Hihintayin Kita sa Langit predictably culminates in the most grandly executed of tragedies. Gabriel, upon learning of Carmina’s condition, rushes to the Ilustre estate where she is kept captive. Carmina, fatally diminished by Alan’s violent jealousy, whittles in Gabriel’s embrace. Gabriel then carries her to the balcony overlooking the ironically serene sea, as they whisper their final apologetic farewells to each other. Alan catches them but his protestations do nothing and he shrinks in the background as the two lovers are consumed by their passions. Siguion-Reyna crafts this scene to perfection: the editing, the Vitug’s precise cinematography, Gomez, Zulueta, Quizon, and Vangie Labalan (who plays Carmina’s nanny) aptly amplified performances, and Cayabyab’s swelling music.

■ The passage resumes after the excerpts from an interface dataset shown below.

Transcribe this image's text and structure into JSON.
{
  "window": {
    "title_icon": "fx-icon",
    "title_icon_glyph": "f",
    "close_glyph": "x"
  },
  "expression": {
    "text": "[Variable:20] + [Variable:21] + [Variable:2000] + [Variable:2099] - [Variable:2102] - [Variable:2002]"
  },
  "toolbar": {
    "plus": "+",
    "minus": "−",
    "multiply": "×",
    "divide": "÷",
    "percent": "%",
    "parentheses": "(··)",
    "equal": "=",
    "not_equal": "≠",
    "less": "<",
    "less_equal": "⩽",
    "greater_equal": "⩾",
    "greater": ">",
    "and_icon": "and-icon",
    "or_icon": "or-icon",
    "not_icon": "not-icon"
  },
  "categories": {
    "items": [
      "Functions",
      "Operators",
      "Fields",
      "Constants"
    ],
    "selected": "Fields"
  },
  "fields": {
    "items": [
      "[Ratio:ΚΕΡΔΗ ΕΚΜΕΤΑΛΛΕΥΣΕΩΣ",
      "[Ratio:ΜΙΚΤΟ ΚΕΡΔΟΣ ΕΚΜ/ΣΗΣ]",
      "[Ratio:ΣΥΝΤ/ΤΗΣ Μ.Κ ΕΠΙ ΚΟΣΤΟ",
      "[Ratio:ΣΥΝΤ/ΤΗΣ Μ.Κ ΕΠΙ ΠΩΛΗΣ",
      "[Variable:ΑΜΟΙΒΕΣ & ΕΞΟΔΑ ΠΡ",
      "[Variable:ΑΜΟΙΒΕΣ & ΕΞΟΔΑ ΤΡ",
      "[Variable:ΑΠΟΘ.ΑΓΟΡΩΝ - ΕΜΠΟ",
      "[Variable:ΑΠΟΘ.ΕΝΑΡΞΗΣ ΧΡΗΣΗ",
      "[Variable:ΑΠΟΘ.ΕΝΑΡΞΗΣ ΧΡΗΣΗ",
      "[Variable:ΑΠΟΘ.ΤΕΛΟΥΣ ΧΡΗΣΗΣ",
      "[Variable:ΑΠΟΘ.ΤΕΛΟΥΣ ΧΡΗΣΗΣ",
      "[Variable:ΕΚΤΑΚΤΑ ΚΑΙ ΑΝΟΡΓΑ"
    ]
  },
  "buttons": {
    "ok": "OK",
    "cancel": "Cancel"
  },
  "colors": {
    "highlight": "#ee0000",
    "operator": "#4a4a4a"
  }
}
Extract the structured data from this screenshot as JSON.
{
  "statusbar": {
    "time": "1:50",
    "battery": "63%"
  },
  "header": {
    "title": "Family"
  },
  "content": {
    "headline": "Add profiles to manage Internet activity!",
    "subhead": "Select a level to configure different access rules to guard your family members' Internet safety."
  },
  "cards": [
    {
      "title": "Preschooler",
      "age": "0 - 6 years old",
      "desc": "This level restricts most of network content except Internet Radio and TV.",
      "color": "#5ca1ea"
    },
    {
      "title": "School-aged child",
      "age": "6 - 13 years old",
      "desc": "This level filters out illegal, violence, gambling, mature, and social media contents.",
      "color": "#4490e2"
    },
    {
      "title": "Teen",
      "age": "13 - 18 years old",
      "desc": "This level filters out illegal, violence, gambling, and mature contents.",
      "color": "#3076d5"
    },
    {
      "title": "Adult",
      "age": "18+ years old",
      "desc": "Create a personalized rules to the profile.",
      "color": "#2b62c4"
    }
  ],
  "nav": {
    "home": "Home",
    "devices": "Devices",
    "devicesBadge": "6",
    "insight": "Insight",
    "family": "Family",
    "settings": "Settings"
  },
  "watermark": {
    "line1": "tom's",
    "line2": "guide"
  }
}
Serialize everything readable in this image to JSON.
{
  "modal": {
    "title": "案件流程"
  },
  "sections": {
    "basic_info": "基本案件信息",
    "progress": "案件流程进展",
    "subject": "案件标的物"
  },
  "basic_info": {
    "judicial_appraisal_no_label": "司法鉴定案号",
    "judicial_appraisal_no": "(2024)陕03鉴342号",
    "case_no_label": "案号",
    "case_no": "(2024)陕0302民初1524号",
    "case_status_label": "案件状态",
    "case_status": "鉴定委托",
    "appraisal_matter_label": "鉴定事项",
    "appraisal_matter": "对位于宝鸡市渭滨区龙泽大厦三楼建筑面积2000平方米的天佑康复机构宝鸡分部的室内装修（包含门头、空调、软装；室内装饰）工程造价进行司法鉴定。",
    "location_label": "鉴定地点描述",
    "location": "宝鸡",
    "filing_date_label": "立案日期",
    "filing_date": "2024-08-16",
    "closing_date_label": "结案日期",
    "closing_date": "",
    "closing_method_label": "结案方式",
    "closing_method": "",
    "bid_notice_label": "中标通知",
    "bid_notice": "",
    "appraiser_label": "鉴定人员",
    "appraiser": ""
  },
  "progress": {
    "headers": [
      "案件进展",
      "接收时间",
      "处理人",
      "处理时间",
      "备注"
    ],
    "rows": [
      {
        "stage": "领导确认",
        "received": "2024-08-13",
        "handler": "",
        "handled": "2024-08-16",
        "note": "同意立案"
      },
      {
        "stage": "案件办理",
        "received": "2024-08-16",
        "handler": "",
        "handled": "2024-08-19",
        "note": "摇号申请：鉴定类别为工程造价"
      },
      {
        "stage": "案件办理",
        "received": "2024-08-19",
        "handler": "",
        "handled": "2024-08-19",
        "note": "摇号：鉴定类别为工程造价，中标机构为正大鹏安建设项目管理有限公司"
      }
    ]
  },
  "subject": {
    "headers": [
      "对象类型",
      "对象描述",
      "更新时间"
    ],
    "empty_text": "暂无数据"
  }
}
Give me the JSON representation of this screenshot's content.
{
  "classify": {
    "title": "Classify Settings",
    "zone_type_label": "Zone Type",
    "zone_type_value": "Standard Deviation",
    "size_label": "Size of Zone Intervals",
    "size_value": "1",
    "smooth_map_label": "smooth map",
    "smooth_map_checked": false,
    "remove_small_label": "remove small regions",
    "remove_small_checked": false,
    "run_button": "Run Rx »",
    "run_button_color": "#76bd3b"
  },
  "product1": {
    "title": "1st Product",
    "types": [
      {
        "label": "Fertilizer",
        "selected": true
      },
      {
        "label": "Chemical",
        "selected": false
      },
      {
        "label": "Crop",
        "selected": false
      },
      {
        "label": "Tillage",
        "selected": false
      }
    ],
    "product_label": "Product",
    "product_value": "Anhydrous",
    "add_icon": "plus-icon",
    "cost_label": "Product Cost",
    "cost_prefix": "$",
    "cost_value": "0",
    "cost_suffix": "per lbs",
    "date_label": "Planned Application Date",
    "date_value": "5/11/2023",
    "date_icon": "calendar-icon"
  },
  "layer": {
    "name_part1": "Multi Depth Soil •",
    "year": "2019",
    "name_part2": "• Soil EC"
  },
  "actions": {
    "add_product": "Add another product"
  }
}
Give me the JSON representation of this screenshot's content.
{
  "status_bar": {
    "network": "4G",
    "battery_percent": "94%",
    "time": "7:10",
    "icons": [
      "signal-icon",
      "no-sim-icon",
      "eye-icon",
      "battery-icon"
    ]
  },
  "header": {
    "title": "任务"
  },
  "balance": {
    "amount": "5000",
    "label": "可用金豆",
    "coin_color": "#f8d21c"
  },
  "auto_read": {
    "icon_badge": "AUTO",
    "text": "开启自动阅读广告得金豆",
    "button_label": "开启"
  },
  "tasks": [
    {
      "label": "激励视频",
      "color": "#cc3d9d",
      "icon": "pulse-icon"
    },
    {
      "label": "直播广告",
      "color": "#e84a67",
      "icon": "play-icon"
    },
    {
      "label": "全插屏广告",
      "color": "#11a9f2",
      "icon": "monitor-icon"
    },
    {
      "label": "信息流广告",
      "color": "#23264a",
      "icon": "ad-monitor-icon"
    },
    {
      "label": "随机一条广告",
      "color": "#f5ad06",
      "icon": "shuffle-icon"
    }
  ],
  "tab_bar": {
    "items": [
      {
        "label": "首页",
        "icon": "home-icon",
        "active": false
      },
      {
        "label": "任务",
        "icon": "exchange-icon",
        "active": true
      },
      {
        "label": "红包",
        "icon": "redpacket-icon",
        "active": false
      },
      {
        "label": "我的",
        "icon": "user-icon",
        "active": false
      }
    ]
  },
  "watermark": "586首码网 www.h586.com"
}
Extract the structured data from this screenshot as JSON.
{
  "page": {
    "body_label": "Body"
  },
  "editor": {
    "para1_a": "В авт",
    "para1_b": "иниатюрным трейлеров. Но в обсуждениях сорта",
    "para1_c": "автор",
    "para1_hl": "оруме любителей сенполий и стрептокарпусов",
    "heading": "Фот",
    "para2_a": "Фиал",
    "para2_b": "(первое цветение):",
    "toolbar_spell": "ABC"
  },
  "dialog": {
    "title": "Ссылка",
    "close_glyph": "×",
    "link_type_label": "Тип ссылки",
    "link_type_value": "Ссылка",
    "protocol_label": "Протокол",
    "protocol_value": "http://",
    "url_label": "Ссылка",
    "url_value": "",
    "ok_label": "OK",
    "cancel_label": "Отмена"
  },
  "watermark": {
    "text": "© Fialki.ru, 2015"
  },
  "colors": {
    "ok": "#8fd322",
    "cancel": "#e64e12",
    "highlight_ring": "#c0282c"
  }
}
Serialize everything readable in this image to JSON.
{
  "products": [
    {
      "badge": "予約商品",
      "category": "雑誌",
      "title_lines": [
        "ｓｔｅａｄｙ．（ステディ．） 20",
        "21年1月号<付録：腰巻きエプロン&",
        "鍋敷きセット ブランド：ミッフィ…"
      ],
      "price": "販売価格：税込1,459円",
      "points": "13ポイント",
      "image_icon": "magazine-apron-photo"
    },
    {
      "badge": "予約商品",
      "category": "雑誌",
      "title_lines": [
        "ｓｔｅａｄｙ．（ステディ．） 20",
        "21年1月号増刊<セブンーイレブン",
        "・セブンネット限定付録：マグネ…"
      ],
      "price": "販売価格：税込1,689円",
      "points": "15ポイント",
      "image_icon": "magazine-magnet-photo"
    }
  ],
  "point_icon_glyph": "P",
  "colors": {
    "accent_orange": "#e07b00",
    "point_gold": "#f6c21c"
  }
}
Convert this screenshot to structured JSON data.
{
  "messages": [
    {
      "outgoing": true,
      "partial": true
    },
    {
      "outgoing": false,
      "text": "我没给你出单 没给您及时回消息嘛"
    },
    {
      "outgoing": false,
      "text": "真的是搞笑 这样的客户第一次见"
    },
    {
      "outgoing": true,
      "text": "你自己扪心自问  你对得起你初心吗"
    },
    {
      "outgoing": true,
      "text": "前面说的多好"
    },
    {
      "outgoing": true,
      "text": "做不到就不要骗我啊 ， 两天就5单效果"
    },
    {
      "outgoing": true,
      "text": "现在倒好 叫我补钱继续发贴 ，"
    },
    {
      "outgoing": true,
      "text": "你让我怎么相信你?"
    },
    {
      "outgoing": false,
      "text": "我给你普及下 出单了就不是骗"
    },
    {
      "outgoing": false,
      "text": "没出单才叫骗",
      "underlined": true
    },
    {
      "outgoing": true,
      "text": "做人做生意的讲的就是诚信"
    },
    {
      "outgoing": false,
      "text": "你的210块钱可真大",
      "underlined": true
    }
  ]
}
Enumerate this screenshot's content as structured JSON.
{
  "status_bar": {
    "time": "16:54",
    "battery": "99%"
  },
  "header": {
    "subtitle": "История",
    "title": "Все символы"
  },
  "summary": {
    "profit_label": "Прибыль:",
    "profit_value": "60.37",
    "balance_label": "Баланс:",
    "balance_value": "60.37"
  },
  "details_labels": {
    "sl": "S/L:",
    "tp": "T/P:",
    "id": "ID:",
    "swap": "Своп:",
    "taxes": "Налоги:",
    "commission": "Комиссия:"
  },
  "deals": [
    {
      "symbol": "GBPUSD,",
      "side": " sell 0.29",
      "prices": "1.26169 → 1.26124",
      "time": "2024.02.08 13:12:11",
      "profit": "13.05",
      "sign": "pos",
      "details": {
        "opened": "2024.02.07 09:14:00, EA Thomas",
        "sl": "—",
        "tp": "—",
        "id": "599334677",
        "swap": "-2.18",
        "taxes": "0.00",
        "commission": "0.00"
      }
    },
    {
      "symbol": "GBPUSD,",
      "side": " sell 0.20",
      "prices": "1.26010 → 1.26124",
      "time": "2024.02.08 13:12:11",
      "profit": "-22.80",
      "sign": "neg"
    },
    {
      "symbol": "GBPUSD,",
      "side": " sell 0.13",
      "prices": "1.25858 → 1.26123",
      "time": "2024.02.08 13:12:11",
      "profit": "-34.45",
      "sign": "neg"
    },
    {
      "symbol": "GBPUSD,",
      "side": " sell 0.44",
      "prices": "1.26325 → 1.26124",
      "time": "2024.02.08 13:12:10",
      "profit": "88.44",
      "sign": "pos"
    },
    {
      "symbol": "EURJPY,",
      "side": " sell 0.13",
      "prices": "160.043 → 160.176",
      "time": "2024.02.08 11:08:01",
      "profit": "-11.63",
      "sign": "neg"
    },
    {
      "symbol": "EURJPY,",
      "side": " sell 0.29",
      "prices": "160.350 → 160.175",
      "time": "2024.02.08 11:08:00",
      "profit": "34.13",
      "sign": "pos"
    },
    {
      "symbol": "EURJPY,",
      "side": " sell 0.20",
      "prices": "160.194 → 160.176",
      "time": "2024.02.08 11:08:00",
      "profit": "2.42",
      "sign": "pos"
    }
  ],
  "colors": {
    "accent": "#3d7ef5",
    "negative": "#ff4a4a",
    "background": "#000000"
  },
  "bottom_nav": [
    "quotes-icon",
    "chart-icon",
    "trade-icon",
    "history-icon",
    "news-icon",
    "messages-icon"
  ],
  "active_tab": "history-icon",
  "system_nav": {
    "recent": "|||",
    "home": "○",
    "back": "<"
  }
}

True to its title and to give a semblance of a happy ending, the film leaves its audience with the shot of the two lovers prancing in the hills. This is a direct quote from Wyler’s Wuthering Heights, an ending which director Wyler supposedly disapproved of but producer Samuel Goldwyn insisted on. The ending, awkwardly inserted (segued from the cemetery scene by disembodied laughter; a cinematic device more apt in a ghost story than a romance) making it seem more like an afterthought than anything else, softens the sadness and tames the tragedy. It is not unexpected that Hihintayin Kita sa Langit is regarded today with some reverence, considering that to a certain extent, the film, while not in any way revolutionary, is a competently crafted romance with some moments of absolute beauty, which is something of a rarity at the time it was made.